**What is needed**:
In the data below, find every line with the string "Reciente" and pull it out.
+-------+
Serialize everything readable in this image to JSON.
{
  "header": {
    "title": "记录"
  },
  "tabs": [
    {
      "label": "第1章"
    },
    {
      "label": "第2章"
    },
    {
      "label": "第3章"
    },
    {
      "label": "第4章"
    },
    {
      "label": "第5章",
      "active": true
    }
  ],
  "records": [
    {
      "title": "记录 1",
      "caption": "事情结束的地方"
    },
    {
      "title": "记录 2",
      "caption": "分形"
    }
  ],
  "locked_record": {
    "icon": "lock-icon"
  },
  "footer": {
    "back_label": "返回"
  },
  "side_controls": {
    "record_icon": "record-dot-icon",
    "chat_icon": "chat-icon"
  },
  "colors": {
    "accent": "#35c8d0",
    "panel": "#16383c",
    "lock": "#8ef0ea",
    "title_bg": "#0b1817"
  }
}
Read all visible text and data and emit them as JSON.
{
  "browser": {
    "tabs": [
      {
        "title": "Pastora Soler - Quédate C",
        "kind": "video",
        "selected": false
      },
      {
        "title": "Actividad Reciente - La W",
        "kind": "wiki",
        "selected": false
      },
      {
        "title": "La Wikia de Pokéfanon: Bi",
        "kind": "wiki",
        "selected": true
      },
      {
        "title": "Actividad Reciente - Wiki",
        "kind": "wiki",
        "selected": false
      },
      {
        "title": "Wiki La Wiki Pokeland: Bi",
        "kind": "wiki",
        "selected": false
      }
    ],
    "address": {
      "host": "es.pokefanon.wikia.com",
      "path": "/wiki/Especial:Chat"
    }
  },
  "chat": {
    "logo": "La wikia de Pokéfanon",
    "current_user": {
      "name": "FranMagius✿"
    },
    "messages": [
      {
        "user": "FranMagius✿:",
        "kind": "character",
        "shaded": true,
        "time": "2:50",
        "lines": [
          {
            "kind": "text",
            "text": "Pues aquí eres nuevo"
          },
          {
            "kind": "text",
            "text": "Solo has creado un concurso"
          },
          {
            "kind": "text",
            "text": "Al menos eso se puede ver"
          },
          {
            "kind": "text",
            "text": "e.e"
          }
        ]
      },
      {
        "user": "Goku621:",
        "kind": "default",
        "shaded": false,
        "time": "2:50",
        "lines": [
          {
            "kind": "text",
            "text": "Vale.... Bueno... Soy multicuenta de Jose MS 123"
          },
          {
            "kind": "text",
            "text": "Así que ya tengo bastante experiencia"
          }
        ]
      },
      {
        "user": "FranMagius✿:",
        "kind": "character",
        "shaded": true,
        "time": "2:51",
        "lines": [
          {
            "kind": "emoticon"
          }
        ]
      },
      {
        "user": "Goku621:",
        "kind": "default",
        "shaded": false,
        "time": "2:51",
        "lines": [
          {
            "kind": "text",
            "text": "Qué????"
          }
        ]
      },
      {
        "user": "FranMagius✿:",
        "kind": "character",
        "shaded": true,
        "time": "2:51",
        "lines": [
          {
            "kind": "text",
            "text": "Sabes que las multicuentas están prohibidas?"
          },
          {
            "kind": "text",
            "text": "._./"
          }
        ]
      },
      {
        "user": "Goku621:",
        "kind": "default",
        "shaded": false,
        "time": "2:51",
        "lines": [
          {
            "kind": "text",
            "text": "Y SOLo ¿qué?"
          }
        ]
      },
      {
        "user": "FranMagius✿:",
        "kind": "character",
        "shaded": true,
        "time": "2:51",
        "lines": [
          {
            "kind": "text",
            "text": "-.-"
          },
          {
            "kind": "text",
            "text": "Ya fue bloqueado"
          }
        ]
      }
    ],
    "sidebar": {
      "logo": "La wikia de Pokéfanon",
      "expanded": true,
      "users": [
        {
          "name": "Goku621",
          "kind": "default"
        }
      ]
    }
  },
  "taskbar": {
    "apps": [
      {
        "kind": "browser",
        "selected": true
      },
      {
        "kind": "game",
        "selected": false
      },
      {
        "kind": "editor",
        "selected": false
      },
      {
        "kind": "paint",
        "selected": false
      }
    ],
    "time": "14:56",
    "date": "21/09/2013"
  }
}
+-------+
**Written reply**:
        "title": "Actividad Reciente - La W",
        "title": "Actividad Reciente - Wiki",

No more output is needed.